**TRY IT**
Say how many of the lines below hold "this", writing the number and nothing more.

BEGIN EXERCISE MATERIAL

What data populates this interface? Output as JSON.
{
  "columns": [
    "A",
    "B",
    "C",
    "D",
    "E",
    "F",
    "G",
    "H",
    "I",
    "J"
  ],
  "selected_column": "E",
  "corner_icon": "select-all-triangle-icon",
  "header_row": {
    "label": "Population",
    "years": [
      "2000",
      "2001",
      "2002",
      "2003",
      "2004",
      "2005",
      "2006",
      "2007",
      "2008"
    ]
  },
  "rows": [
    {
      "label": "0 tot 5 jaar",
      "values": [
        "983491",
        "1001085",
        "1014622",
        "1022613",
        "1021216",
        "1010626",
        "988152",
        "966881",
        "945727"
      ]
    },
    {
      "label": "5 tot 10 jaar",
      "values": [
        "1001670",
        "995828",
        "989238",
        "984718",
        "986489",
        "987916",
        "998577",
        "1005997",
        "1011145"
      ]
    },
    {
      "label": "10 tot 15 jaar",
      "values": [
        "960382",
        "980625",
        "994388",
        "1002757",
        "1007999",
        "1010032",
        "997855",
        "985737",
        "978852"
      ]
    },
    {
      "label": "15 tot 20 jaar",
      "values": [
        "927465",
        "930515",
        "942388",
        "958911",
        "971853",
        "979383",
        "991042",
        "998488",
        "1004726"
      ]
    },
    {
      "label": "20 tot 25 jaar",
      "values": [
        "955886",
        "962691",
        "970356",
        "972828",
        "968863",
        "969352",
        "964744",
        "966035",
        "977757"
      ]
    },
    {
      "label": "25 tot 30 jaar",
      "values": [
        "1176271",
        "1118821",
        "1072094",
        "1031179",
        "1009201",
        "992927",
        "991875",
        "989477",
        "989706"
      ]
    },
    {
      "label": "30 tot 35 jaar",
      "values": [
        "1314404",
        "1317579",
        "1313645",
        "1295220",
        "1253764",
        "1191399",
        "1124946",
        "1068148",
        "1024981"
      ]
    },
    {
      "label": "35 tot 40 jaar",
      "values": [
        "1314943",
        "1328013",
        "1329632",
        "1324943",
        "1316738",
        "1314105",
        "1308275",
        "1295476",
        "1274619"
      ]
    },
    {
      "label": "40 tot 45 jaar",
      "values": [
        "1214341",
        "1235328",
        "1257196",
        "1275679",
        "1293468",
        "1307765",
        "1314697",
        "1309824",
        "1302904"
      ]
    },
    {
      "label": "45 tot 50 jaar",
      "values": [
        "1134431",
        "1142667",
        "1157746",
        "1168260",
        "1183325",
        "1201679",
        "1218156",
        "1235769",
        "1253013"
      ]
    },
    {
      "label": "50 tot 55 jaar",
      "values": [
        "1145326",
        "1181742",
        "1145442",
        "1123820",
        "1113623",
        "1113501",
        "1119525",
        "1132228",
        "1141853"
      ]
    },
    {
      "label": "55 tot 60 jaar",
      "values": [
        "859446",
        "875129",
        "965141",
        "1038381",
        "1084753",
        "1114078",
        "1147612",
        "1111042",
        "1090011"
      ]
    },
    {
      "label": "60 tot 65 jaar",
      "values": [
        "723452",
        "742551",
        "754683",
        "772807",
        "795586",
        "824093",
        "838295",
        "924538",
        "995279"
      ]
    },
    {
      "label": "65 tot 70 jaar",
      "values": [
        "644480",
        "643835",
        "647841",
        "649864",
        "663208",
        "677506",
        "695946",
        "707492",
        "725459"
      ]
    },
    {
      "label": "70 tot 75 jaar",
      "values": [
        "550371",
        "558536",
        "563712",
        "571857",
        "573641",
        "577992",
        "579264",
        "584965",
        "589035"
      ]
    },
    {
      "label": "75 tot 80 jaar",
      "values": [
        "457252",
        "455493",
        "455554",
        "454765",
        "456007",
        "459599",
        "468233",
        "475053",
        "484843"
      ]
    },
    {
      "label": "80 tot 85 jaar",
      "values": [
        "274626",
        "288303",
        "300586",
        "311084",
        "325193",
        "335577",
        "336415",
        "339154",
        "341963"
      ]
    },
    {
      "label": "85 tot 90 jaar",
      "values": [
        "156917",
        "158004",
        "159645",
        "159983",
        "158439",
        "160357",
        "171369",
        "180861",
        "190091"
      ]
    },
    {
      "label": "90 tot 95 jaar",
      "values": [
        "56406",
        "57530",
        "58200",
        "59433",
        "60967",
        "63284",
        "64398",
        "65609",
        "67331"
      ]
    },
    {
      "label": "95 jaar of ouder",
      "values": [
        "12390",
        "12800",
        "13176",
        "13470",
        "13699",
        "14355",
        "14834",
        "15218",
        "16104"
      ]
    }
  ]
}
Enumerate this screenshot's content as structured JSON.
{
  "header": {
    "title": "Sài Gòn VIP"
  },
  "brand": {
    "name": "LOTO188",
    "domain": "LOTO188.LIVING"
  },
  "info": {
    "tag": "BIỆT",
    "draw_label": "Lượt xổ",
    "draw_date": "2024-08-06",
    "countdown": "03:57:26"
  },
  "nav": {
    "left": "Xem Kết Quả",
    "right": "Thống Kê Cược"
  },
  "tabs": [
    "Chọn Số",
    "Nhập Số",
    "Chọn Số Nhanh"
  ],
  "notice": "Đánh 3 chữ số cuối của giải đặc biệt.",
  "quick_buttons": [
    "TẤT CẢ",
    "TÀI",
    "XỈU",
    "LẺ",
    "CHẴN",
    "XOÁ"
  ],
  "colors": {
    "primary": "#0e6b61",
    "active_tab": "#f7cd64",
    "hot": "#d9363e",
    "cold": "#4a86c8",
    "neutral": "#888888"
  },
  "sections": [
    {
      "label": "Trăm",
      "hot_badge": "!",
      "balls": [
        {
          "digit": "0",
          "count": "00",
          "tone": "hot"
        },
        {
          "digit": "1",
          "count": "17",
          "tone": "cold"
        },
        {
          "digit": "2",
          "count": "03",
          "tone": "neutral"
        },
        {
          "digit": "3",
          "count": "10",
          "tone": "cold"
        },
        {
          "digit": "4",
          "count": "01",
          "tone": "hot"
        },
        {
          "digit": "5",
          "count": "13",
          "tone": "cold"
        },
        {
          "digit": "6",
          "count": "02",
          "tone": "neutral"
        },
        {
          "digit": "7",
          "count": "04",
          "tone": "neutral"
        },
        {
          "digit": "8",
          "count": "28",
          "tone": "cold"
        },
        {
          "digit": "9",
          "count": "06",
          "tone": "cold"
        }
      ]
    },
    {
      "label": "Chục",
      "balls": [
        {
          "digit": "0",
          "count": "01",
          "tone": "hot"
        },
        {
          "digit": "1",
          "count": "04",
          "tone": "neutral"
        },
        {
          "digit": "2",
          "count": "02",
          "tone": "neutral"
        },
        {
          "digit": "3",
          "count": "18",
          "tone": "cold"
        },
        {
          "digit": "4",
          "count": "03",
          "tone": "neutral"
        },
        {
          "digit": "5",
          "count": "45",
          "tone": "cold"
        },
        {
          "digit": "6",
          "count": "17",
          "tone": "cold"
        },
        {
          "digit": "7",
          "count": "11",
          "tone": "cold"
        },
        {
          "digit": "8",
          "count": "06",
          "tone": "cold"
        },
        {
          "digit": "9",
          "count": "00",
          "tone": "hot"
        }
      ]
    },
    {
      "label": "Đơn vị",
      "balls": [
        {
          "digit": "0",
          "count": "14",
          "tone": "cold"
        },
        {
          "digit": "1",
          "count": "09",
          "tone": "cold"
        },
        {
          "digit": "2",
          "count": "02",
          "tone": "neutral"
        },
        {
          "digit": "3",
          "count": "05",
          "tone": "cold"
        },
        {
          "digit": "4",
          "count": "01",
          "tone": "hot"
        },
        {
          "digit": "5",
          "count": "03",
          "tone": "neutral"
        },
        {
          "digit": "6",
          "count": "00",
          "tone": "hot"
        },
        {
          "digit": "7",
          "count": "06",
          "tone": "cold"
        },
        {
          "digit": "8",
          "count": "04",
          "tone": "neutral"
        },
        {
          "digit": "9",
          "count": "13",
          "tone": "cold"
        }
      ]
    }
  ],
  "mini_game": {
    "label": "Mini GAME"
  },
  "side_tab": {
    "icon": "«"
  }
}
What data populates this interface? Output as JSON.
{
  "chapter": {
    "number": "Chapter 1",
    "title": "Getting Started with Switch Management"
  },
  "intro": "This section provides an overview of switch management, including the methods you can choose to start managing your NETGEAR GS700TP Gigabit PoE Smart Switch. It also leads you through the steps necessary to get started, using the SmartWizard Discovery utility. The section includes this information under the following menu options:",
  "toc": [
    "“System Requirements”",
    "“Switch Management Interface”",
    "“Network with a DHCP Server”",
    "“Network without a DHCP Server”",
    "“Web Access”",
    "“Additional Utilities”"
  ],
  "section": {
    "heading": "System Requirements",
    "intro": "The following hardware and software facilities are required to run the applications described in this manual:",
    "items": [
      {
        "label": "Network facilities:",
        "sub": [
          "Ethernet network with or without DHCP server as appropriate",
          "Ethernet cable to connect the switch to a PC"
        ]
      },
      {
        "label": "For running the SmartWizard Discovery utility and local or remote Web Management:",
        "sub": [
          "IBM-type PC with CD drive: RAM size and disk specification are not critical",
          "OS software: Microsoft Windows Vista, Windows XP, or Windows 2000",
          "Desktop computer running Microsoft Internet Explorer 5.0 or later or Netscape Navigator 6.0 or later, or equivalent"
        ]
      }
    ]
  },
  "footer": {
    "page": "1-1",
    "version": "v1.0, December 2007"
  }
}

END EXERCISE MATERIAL

**ANSWER TO THE EXERCISE**
5